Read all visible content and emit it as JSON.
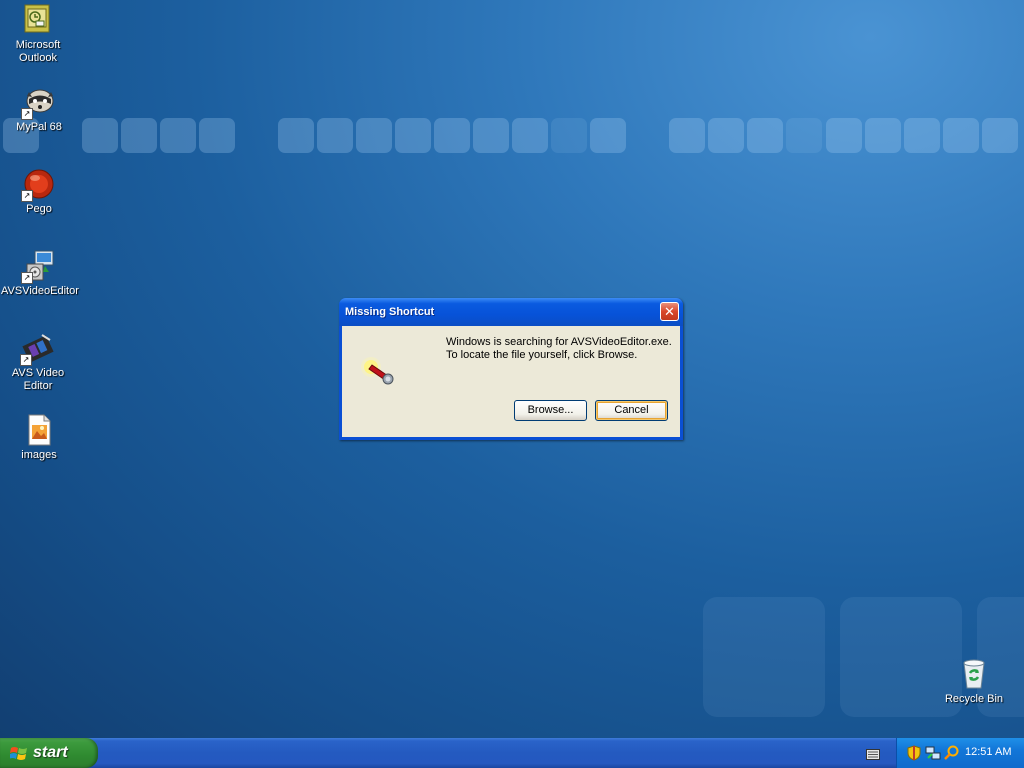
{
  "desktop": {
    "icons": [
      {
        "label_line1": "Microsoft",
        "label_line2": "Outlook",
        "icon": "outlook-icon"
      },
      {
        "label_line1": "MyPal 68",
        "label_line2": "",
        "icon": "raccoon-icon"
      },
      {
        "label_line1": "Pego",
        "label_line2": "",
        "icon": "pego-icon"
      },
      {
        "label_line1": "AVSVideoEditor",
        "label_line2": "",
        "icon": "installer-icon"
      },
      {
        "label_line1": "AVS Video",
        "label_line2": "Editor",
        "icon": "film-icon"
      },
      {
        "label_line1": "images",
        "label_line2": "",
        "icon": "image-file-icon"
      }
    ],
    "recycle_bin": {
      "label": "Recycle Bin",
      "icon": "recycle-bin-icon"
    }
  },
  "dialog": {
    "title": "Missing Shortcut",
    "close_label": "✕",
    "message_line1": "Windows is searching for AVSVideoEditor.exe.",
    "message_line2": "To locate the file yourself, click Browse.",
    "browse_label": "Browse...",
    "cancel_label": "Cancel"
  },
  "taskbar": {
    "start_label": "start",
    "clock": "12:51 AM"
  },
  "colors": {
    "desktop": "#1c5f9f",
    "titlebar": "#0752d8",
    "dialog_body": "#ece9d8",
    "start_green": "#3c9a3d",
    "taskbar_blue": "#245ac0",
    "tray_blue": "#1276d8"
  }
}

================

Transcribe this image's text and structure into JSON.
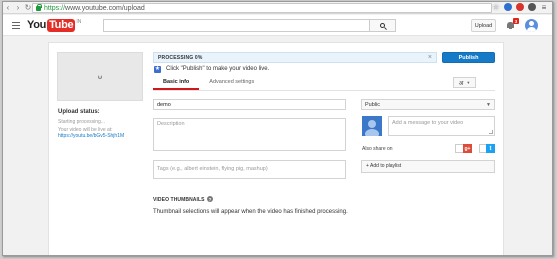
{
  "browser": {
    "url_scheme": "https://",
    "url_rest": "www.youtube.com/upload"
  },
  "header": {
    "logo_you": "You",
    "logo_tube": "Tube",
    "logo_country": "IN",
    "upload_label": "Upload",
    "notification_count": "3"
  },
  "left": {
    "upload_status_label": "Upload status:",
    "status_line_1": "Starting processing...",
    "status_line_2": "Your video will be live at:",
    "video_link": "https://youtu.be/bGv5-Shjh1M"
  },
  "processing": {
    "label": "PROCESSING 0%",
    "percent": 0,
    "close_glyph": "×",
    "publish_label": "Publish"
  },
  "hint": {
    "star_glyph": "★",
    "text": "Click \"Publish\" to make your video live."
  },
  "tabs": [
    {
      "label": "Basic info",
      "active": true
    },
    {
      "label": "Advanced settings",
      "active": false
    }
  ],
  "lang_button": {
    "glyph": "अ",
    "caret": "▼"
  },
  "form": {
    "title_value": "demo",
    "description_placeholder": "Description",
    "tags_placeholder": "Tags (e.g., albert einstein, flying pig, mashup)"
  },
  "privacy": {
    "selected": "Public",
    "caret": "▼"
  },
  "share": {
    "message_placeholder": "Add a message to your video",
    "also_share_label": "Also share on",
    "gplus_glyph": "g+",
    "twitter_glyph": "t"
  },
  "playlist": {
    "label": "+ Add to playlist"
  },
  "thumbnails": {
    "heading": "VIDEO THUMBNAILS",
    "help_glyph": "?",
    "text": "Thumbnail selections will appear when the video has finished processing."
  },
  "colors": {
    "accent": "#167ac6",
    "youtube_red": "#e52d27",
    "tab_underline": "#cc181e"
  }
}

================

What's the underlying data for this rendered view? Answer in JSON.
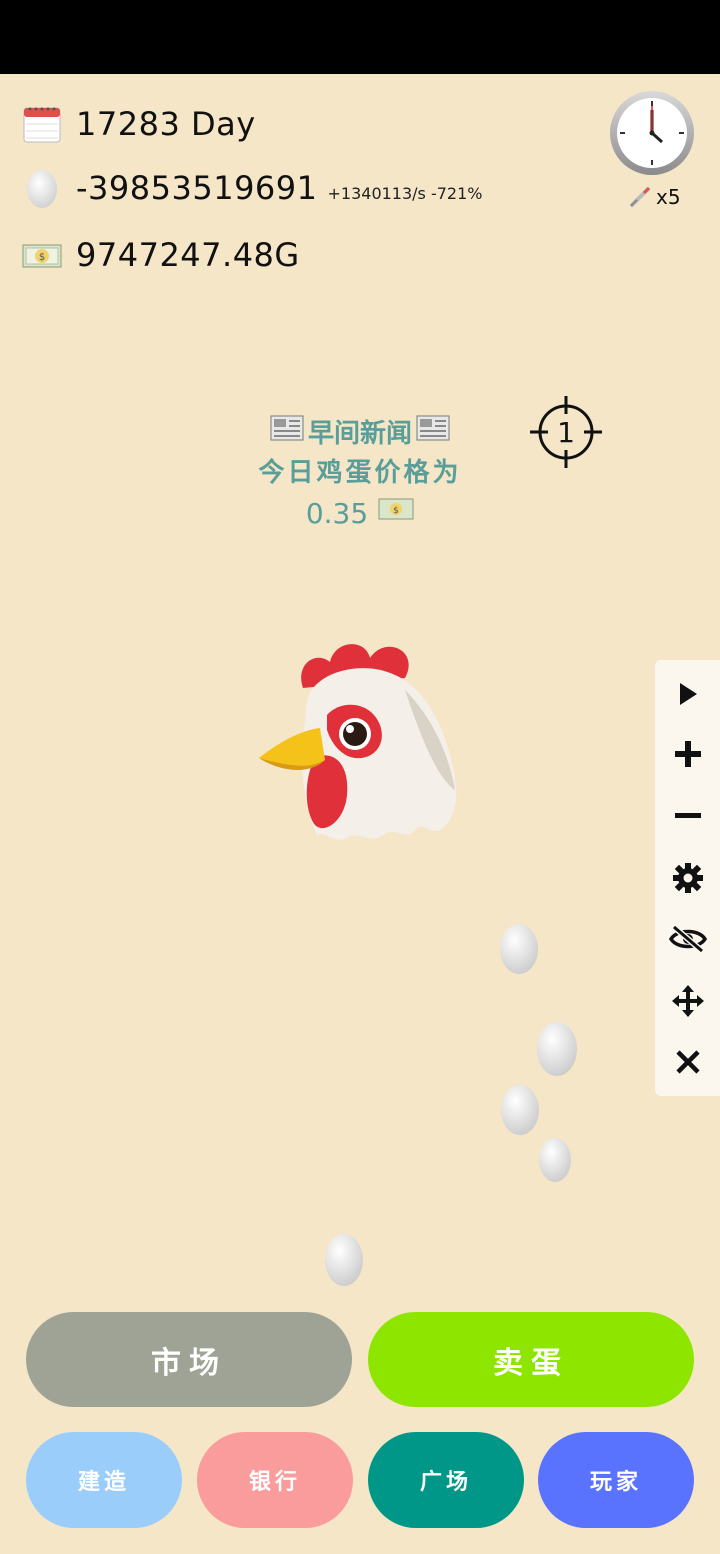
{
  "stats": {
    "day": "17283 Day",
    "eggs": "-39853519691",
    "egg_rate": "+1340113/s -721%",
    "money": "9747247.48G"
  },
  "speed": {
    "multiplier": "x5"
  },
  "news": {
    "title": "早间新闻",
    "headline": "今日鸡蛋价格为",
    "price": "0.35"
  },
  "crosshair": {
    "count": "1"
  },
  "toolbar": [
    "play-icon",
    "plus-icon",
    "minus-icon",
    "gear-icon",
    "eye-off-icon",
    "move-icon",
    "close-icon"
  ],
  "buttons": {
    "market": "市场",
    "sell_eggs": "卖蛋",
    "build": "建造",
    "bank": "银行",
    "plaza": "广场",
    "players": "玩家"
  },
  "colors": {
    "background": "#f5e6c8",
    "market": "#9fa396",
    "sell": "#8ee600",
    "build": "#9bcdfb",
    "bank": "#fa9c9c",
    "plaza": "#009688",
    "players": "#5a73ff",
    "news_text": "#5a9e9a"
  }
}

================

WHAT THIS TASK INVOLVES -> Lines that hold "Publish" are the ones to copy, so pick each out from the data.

RESPONSE TO THE TASK ->
    "publish_label": "Publish"
    "text": "Click \"Publish\" to make your video live."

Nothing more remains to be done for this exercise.